Posted on 10. Aug, 2012 by in Auto News

It seems as car seat discussion everywhere.

Starting before the child is even born, hospital educators often child-safety seat curriculum required new parent classes. In the news and online, parents often hear about changes child seat regulations. It is also often a topic of conversation in mothers' groups and play dates. However, the message could not get through, according to a new study published in the American Journal of Preventive Medicine. As children age, the study found a decrease in car seat use and an increase in children who are unrestrained in cars.

The study National Highway Traffic Safety Administration data collector uses trained to watch as families arrived in places like gas stations, fast food restaurants, rec centers and child care facilities. Data collectors asked many factors used by the child restraint systems and do the situation of children in the car. These data were combined with previously published national NHTSA survey on the use of booster seats.

Observed by the 21,476 children in the study, it was found that few of the new children's occupant safety meets issued guidelines from the American Academy of Pediatrics in 2011.

The safety instructions are:

Rear-Facing Seat: It is recommended that infants remain in rear-facing car seats until at least 2 years. The study found that "very few kids looking to stay behind after the age of 1."

Forward-facing seat: The guidelines state that suggested children remain in forward-facing child car seats with a five-point harness until they reach the maximum weight and size limits of the car seat manufacturer.

Seats: A child should remain in a booster seat until the vehicle seat belt, which is sized for an adult to fit properly as determined by a five-step test, according to the security policies.
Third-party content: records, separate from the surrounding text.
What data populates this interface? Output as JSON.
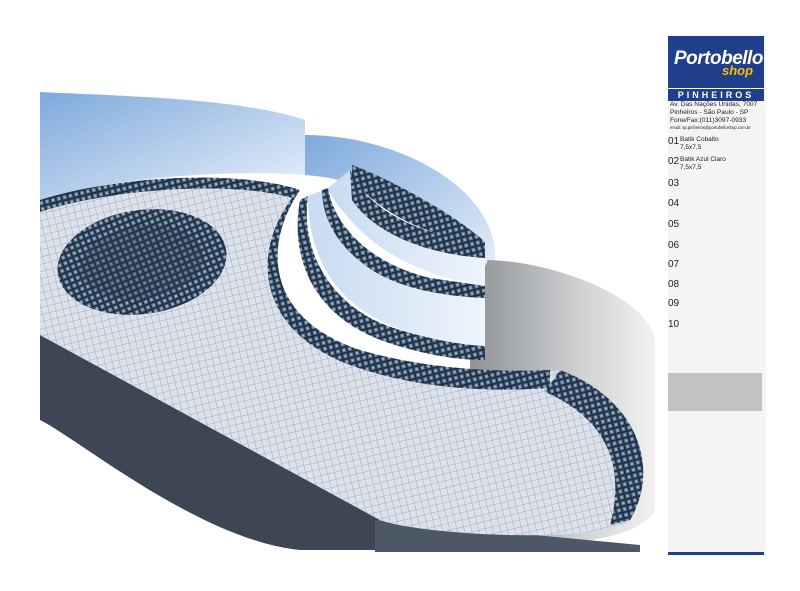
{
  "scene": {
    "colors": {
      "floor": "#d8dde4",
      "tile_dark": "#243446",
      "wall_blue": "#a9c8ec",
      "wall_grey": "#9a9ea3",
      "base": "#3c4654"
    }
  },
  "brand": {
    "name": "Portobello",
    "sub": "shop",
    "store": "PINHEIROS",
    "colors": {
      "primary": "#1f3f8c",
      "accent": "#f2c200"
    }
  },
  "address": {
    "line1": "Av. Das Nações Unidas, 7007",
    "line2": "Pinheiros - São Paulo - SP",
    "line3": "Fone/Fax:(011)3097-0933",
    "email": "email: sp.pinheiros@portobelloshop.com.br"
  },
  "tiles": [
    {
      "num": "01",
      "name": "Batik Cobalto",
      "size": "7,5x7,5"
    },
    {
      "num": "02",
      "name": "Batik Azul Claro",
      "size": "7,5x7,5"
    },
    {
      "num": "03",
      "name": "",
      "size": ""
    },
    {
      "num": "04",
      "name": "",
      "size": ""
    },
    {
      "num": "05",
      "name": "",
      "size": ""
    },
    {
      "num": "06",
      "name": "",
      "size": ""
    },
    {
      "num": "07",
      "name": "",
      "size": ""
    },
    {
      "num": "08",
      "name": "",
      "size": ""
    },
    {
      "num": "09",
      "name": "",
      "size": ""
    },
    {
      "num": "10",
      "name": "",
      "size": ""
    }
  ]
}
This is usually when a child is 57 inches tall – the average height of a 11-year-old – but can vary based on a child's growth patterns and proportions. The study found that less than 2% of children with a booster seat after 7 years.

Front Seat: It is recommended that children stay in the back seat until age 13. The study found that "many" children were older than 5 in the front seat. "Car crashes are the leading cause of death for children ages 3 and send more than 140,000 children to the emergency room each year," according to the American Academy of Pediatrics.

Sure, you can child safety seats be a pain sometimes. They are hard to get in and out of cars, and it can be difficult, willful children to keep on board with riding in them for a long time. However, if for no other reason than your child's life, the expectations set from the first day that your child must be in the appropriate seat for his / her age. My oldest daughter recently grew big enough to ride in the car without a child, and she is going into the seventh grade. Sure, she hated to know her friends, she was still sitting in a child seat, but I'd rather her little angry and in a booster seat than the dangerous alternatives.

Car Seat Basics Part One: be examined Your Seat
Car Seat Basics Part Two: from infant to convertible seat
Car Seat Basics Part Three: Beyond the booster